Plaintiff attempts in this appeal to secure review of the trial court's order granting the motions of real parties in interest to quash service of summons. The motions were granted in a written order signed by the trial judge and filed August 14, 1978. The order is appealable. (Code Civ. Proc., § 904.1, subd. (c).) The instant appeal, notice of which was filed December 7, 1978, is from the judgment of dismissal in favor of TRPA. No appeal has been taken from the order granting the motion to quash and the time within which such an appeal may be taken has long since expired. (Rule 2, Cal. Rules of Court.) This court is without jurisdiction to review any decision or order from which an appeal might have been but was not taken. (Code Civ. Proc., § 906;Hollister Convalescent Hosp., Inc. v. Rico (1975) 15 Cal. 3d 660, 674 [125 Cal. Rptr. 757, 542 P.2d 1349].)

Douglas County and its director of public works, Robert Gardner, filed a reply brief in this court September 12, 1979, in which they addressed the merits of the appeal as well as the issue of in personam jurisdiction. Contrary to plaintiff's contention, real parties in interest have not thereby submitted themselves to the jurisdiction of the California courts. The action as to them was final long before their reply brief was filed. They are not, nor could they be, affected by the judgment of the trial court from which this appeal is taken. (1 Witkin, Cal. Procedure (2d ed. 1970) Jurisdiction, § 75, pp. 599-600.) Their appearance here cannot revive a proceeding as to them long since dead and put to [105 Cal. App. 3d 400] rest. (SeeEstate of Hanley (1943) 23 Cal. 2d 120, 123 [142 P.2d 423, 149 A.L.R. 1250].)

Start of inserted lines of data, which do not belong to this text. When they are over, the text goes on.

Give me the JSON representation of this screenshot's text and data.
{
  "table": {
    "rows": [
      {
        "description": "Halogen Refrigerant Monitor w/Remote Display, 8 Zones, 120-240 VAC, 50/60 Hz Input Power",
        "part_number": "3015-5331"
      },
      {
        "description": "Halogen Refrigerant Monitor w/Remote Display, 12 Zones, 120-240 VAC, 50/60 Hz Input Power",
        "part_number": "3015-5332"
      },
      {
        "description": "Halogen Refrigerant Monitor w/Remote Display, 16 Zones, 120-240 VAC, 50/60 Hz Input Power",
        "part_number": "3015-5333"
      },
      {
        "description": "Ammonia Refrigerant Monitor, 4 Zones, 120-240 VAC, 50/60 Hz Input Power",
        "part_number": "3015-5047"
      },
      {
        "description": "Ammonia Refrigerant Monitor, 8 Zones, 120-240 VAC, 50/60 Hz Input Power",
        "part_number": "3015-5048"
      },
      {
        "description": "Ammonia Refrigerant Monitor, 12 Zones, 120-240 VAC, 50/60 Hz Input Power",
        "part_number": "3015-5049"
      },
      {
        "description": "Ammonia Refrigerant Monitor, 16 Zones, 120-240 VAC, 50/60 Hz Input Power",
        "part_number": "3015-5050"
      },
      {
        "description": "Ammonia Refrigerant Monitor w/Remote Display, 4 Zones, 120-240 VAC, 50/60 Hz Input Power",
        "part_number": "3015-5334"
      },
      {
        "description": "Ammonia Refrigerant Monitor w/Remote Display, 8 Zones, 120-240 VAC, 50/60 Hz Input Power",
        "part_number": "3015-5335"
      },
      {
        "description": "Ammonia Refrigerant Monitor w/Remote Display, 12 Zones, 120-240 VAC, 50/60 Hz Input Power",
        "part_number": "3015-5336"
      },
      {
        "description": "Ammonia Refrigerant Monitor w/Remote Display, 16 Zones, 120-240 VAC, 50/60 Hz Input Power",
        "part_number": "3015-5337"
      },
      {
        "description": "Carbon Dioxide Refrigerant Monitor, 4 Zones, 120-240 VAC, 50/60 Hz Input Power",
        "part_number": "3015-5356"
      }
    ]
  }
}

The judgment is affirmed.

Evans, J., and Grossfeld, J., concurred.